Leaving the pictures aside, repeat every line below exactly.

***** Data section

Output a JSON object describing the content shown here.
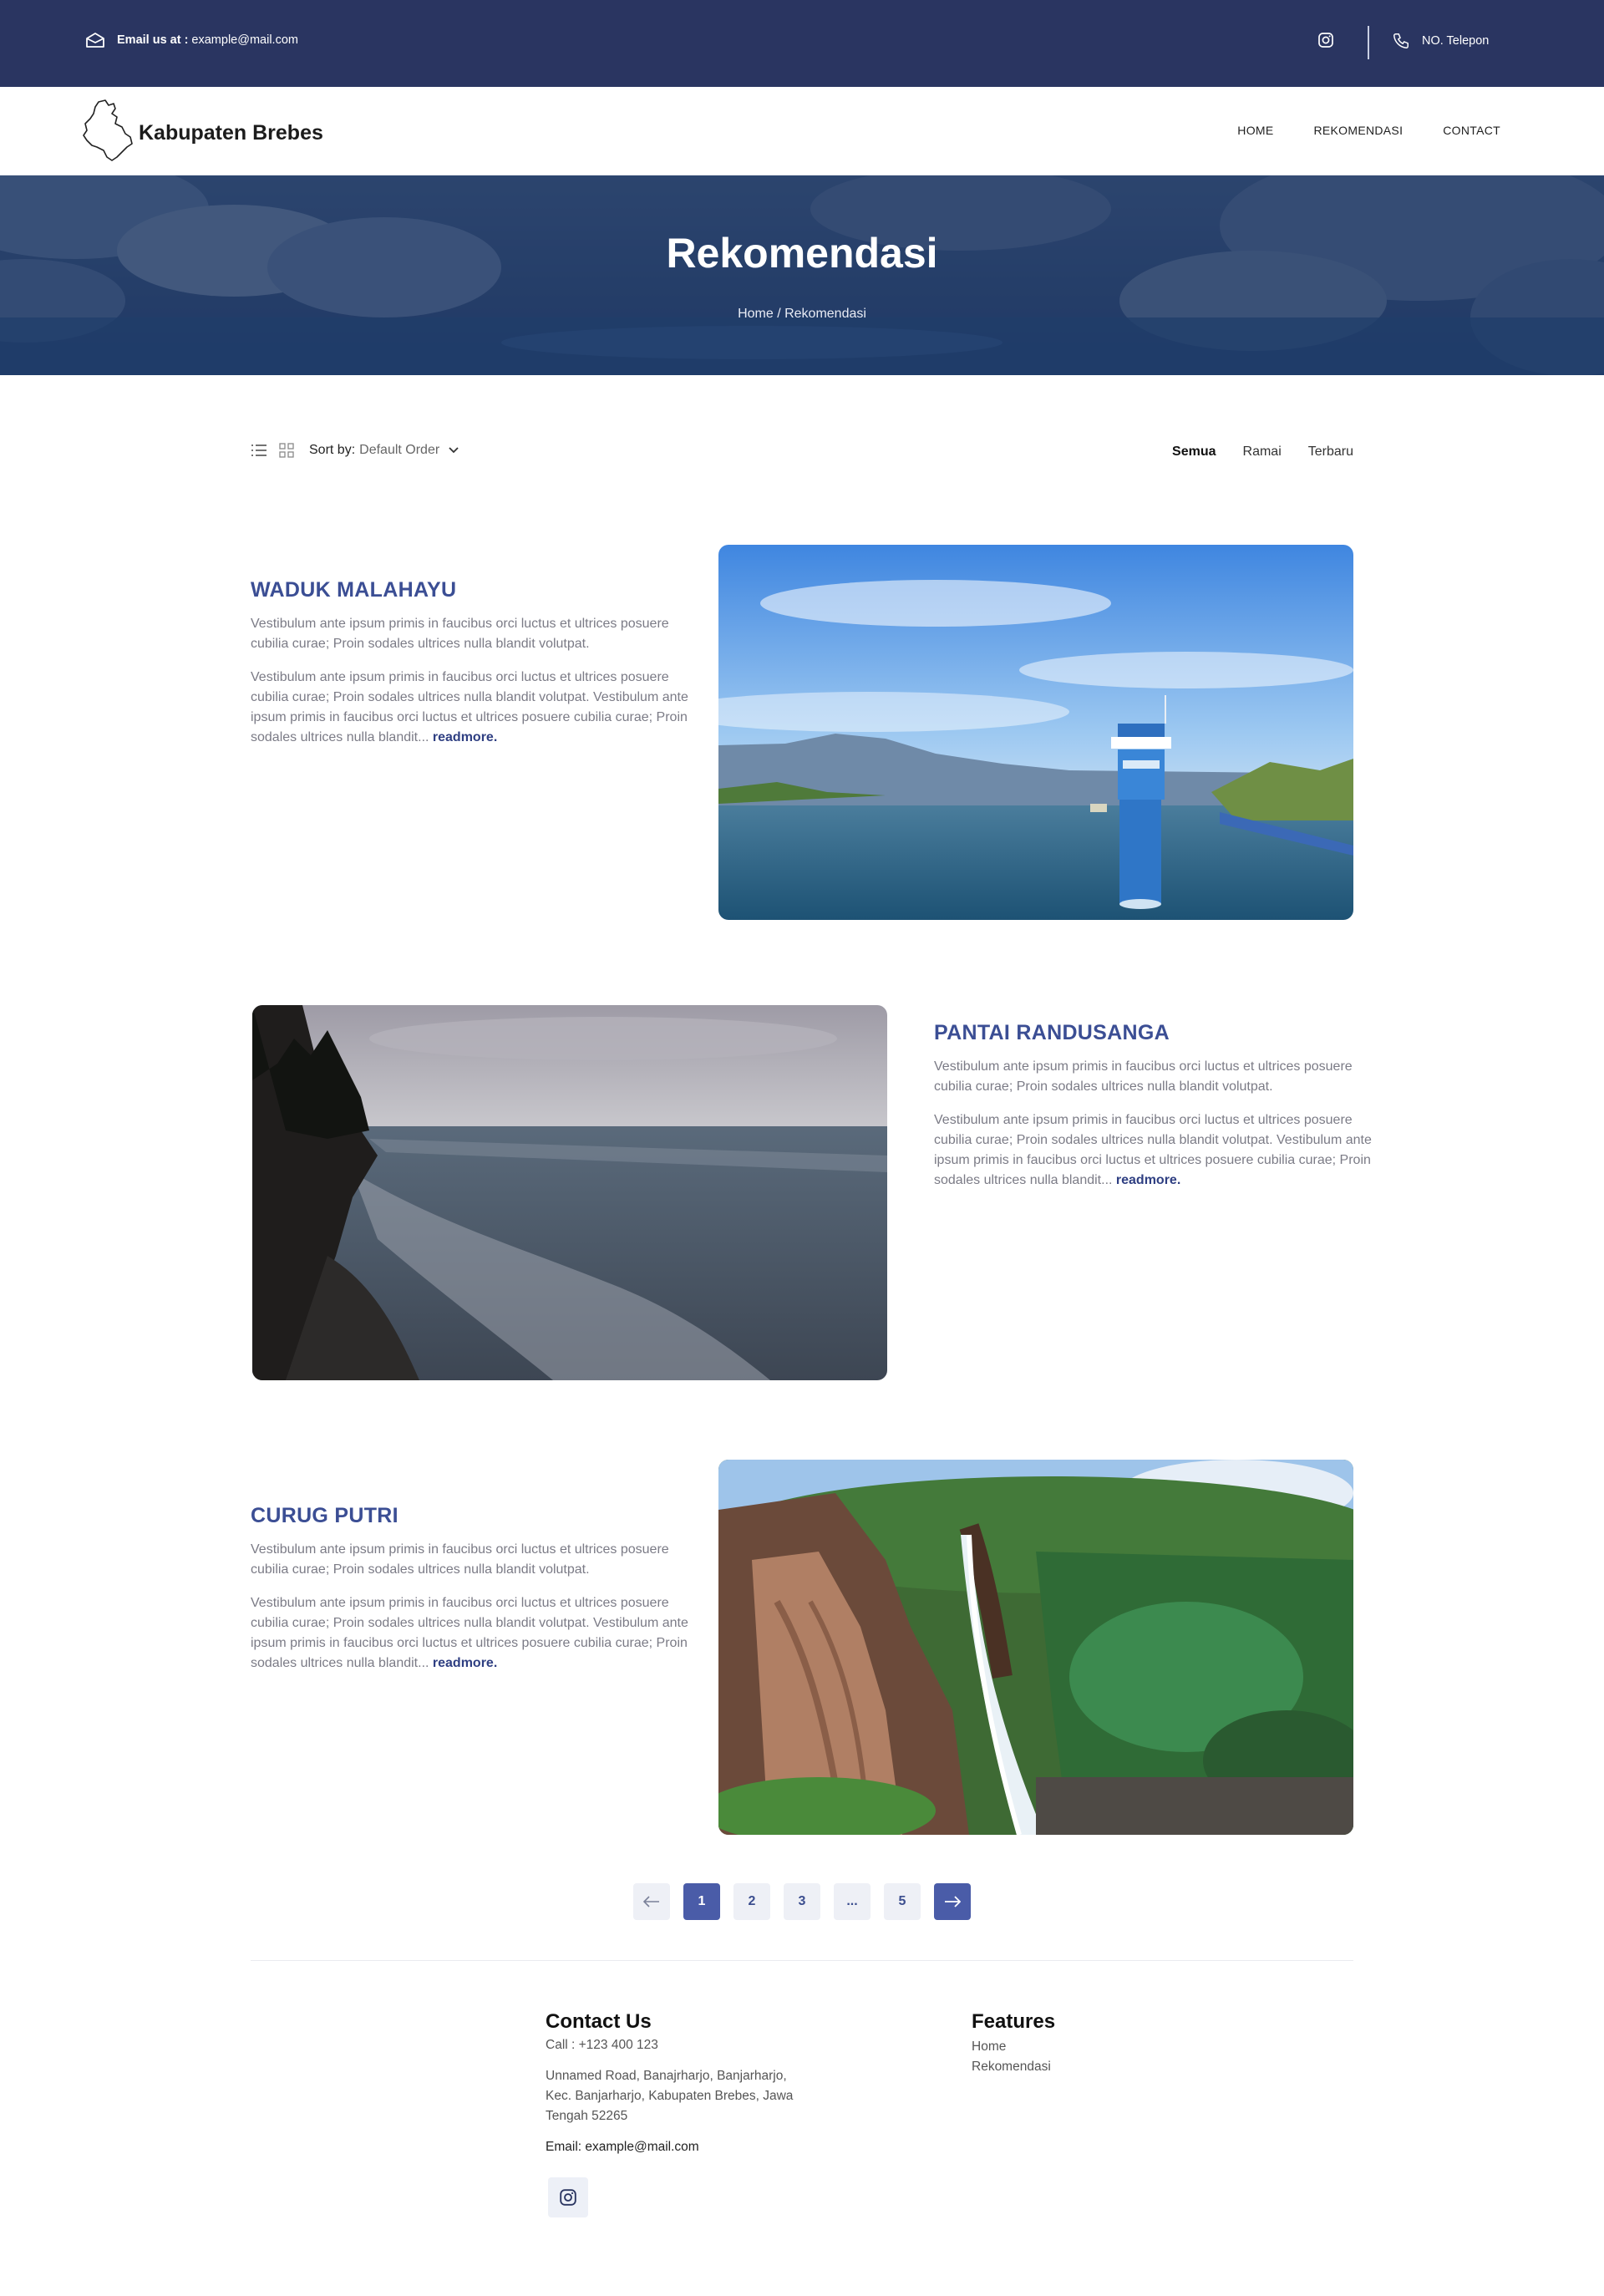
{
  "topbar": {
    "email_label": "Email us at :",
    "email_value": "example@mail.com",
    "phone_label": "NO. Telepon"
  },
  "brand": {
    "name": "Kabupaten Brebes"
  },
  "nav": {
    "items": [
      "HOME",
      "REKOMENDASI",
      "CONTACT"
    ]
  },
  "hero": {
    "title": "Rekomendasi",
    "breadcrumb": "Home / Rekomendasi"
  },
  "toolbar": {
    "sort_label": "Sort by:",
    "sort_value": "Default Order",
    "filters": [
      "Semua",
      "Ramai",
      "Terbaru"
    ],
    "active_filter": "Semua"
  },
  "cards": [
    {
      "title": "WADUK MALAHAYU",
      "p1": "Vestibulum ante ipsum primis in faucibus orci luctus et ultrices posuere cubilia curae; Proin sodales ultrices nulla blandit volutpat.",
      "p2": "Vestibulum ante ipsum primis in faucibus orci luctus et ultrices posuere cubilia curae; Proin sodales ultrices nulla blandit volutpat. Vestibulum ante ipsum primis in faucibus orci luctus et ultrices posuere cubilia curae; Proin sodales ultrices nulla blandit...",
      "more": "readmore."
    },
    {
      "title": "PANTAI RANDUSANGA",
      "p1": "Vestibulum ante ipsum primis in faucibus orci luctus et ultrices posuere cubilia curae; Proin sodales ultrices nulla blandit volutpat.",
      "p2": "Vestibulum ante ipsum primis in faucibus orci luctus et ultrices posuere cubilia curae; Proin sodales ultrices nulla blandit volutpat. Vestibulum ante ipsum primis in faucibus orci luctus et ultrices posuere cubilia curae; Proin sodales ultrices nulla blandit...",
      "more": "readmore."
    },
    {
      "title": "CURUG PUTRI",
      "p1": "Vestibulum ante ipsum primis in faucibus orci luctus et ultrices posuere cubilia curae; Proin sodales ultrices nulla blandit volutpat.",
      "p2": "Vestibulum ante ipsum primis in faucibus orci luctus et ultrices posuere cubilia curae; Proin sodales ultrices nulla blandit volutpat. Vestibulum ante ipsum primis in faucibus orci luctus et ultrices posuere cubilia curae; Proin sodales ultrices nulla blandit...",
      "more": "readmore."
    }
  ],
  "pagination": {
    "pages": [
      "1",
      "2",
      "3",
      "...",
      "5"
    ],
    "current": "1"
  },
  "footer": {
    "contact_title": "Contact Us",
    "call": "Call : +123 400 123",
    "address_1": "Unnamed Road, Banajrharjo, Banjarharjo,",
    "address_2": "Kec. Banjarharjo, Kabupaten Brebes, Jawa",
    "address_3": "Tengah 52265",
    "email": "Email: example@mail.com",
    "features_title": "Features",
    "features": [
      "Home",
      "Rekomendasi"
    ]
  },
  "colors": {
    "topbar": "#2a3561",
    "accent": "#3b4e94",
    "pager_active": "#4a5ca8"
  }
}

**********

◆ **Response below**:
Output a JSON object describing the content shown here.
{
  "topbar": {
    "email_label": "Email us at :",
    "email_value": "example@mail.com",
    "phone_label": "NO. Telepon"
  },
  "brand": {
    "name": "Kabupaten Brebes"
  },
  "nav": {
    "items": [
      "HOME",
      "REKOMENDASI",
      "CONTACT"
    ]
  },
  "hero": {
    "title": "Rekomendasi",
    "breadcrumb": "Home / Rekomendasi"
  },
  "toolbar": {
    "sort_label": "Sort by:",
    "sort_value": "Default Order",
    "filters": [
      "Semua",
      "Ramai",
      "Terbaru"
    ],
    "active_filter": "Semua"
  },
  "cards": [
    {
      "title": "WADUK MALAHAYU",
      "p1": "Vestibulum ante ipsum primis in faucibus orci luctus et ultrices posuere cubilia curae; Proin sodales ultrices nulla blandit volutpat.",
      "p2": "Vestibulum ante ipsum primis in faucibus orci luctus et ultrices posuere cubilia curae; Proin sodales ultrices nulla blandit volutpat. Vestibulum ante ipsum primis in faucibus orci luctus et ultrices posuere cubilia curae; Proin sodales ultrices nulla blandit...",
      "more": "readmore."
    },
    {
      "title": "PANTAI RANDUSANGA",
      "p1": "Vestibulum ante ipsum primis in faucibus orci luctus et ultrices posuere cubilia curae; Proin sodales ultrices nulla blandit volutpat.",
      "p2": "Vestibulum ante ipsum primis in faucibus orci luctus et ultrices posuere cubilia curae; Proin sodales ultrices nulla blandit volutpat. Vestibulum ante ipsum primis in faucibus orci luctus et ultrices posuere cubilia curae; Proin sodales ultrices nulla blandit...",
      "more": "readmore."
    },
    {
      "title": "CURUG PUTRI",
      "p1": "Vestibulum ante ipsum primis in faucibus orci luctus et ultrices posuere cubilia curae; Proin sodales ultrices nulla blandit volutpat.",
      "p2": "Vestibulum ante ipsum primis in faucibus orci luctus et ultrices posuere cubilia curae; Proin sodales ultrices nulla blandit volutpat. Vestibulum ante ipsum primis in faucibus orci luctus et ultrices posuere cubilia curae; Proin sodales ultrices nulla blandit...",
      "more": "readmore."
    }
  ],
  "pagination": {
    "pages": [
      "1",
      "2",
      "3",
      "...",
      "5"
    ],
    "current": "1"
  },
  "footer": {
    "contact_title": "Contact Us",
    "call": "Call : +123 400 123",
    "address_1": "Unnamed Road, Banajrharjo, Banjarharjo,",
    "address_2": "Kec. Banjarharjo, Kabupaten Brebes, Jawa",
    "address_3": "Tengah 52265",
    "email": "Email: example@mail.com",
    "features_title": "Features",
    "features": [
      "Home",
      "Rekomendasi"
    ]
  },
  "colors": {
    "topbar": "#2a3561",
    "accent": "#3b4e94",
    "pager_active": "#4a5ca8"
  }
}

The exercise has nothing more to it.